Sunday, 8 July 2012

Tom Davis

The French Menace

1935 : FC Metz (France)

Throughout the 1920s, the newly formed American Soccer League (ASL) had begun enticing British based players across the Atlantic. Excited by the prospect of higher wages and a more glamorous lifestyle, scores of English and Scottish men began crossing the ocean to reap the rewards of the new American soccer gold rush. This was British football's first experience of loosing its players en masse to more competitive and commercial league systems. 

By the early 1930s however, American soccer's power was being replaced by that of France. In 1932, France had introduced professionalism into its football, and the Ligue 1 was born. Clubs began scouting Europe for talent, and Britain was targeted. The French exodus  began in 1932 with the accosting by SC Nimes of prominent members of the Chelsea squad, doubling their wages. Thus began the period known as the French Menace. The English FA, after their experiences with the ASL, responded that any players who went to France, would not be allowed back. However in reality, they merely imposed small penalties on the players when they returned.

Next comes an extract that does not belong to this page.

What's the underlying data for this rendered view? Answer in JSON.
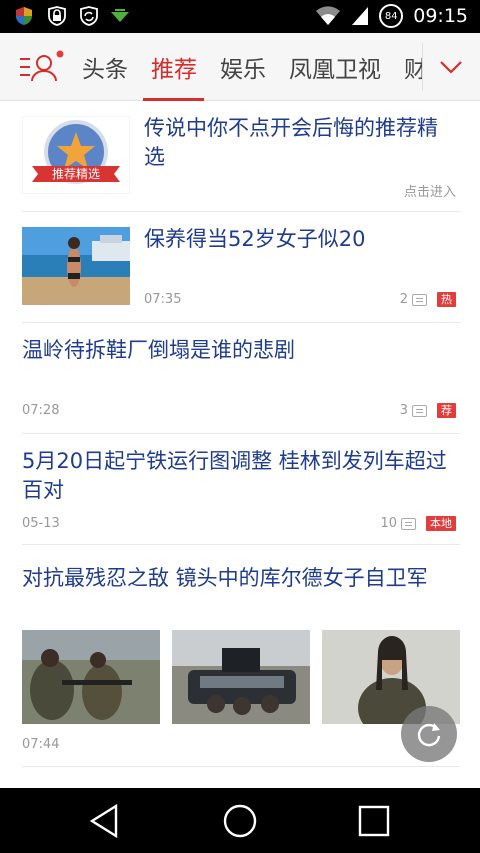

Thomas Lawrence Davis was born in Dublin in 1911. He played for a variety of clubs in Ireland, before being snapped up by English outfit Boston Town. He made his name as a young yet menacing striker, and finally landed at Third Division club New Brighton where he netted 50 goals in 77 appearances. This form gained the attention of recently promoted Ligue 1 club FC Metz.

When Davis arrived at the Stade Saint-Symphorien, he joined a club on the rise. Metz had been formed in 1932, upon the merger of two sides and had been a regional side playing the French Northern League until 1933, before earning promotion to Ligue 1 in 1935. French football was at the height of its British phase. The French national team was managed by Englishman George Kimpton, whilst various British players and managers were plying their trade around the country, including Ted Maghner, Tom Devlin, Fredrick Kennedy, George Berry and Peter O’Dowd. Also playing in France at the time were two other Irishmen; Bernard Williams at Sochaux and Owen Mac Cahill, at CA Paris. Thus, Davis would find himself surrounded by familiar accents and voices, partially eliminating the risk of home sickness.

France in particular appealed to journeymen and peripatetic players, who had become disillusioned with the overcrowded scene of the English game, forcing them to play in the lower divisions. Yet Davis, a textbook journeyman, struggled to settle in France. Breaking his contract, Davis signed for Oldham Athletic. Metz meanwhile finished in 11th and established themselves as a Ligue 1 side for years to come.

Program from Davis' first Irish international
Returning to England, Davis was one of the first players to fall foul of the English FAs penalties, and was handed an immediate three month ban. This only halted his form temporarily though, his tally of 35 goals in the 1936-37 season is still a  record for an Oldham player. He gained the first of his four Irish caps in 1936 in a memorable 5-2 win over Germany at Dalymount Park. Davis himself netted two of Ireland's goals.

He finished his career in Ireland with Shelbourne and later Distillery in Northern Ireland where he continued his prolific record with 24 goals in one season. He also gained one cap for Northern Ireland, in a 1937 Home Nations' Championship defeat to England.

Davis had no impact whatsoever in France, and the whole episode is a black mark on an otherwise brilliant lower league career. His failure in France would be another chapter in the list of Irish failures on the continent.

For what its worth, a large proportion of the British and Irish players who went to France around the same time, failed to last either. His records at Brighton, Oldham and for Ireland (he scored 4 goals in 4 games) mark him out as one of our most prolific goal-scorers of the inter-war era.

No comments:

Post a Comment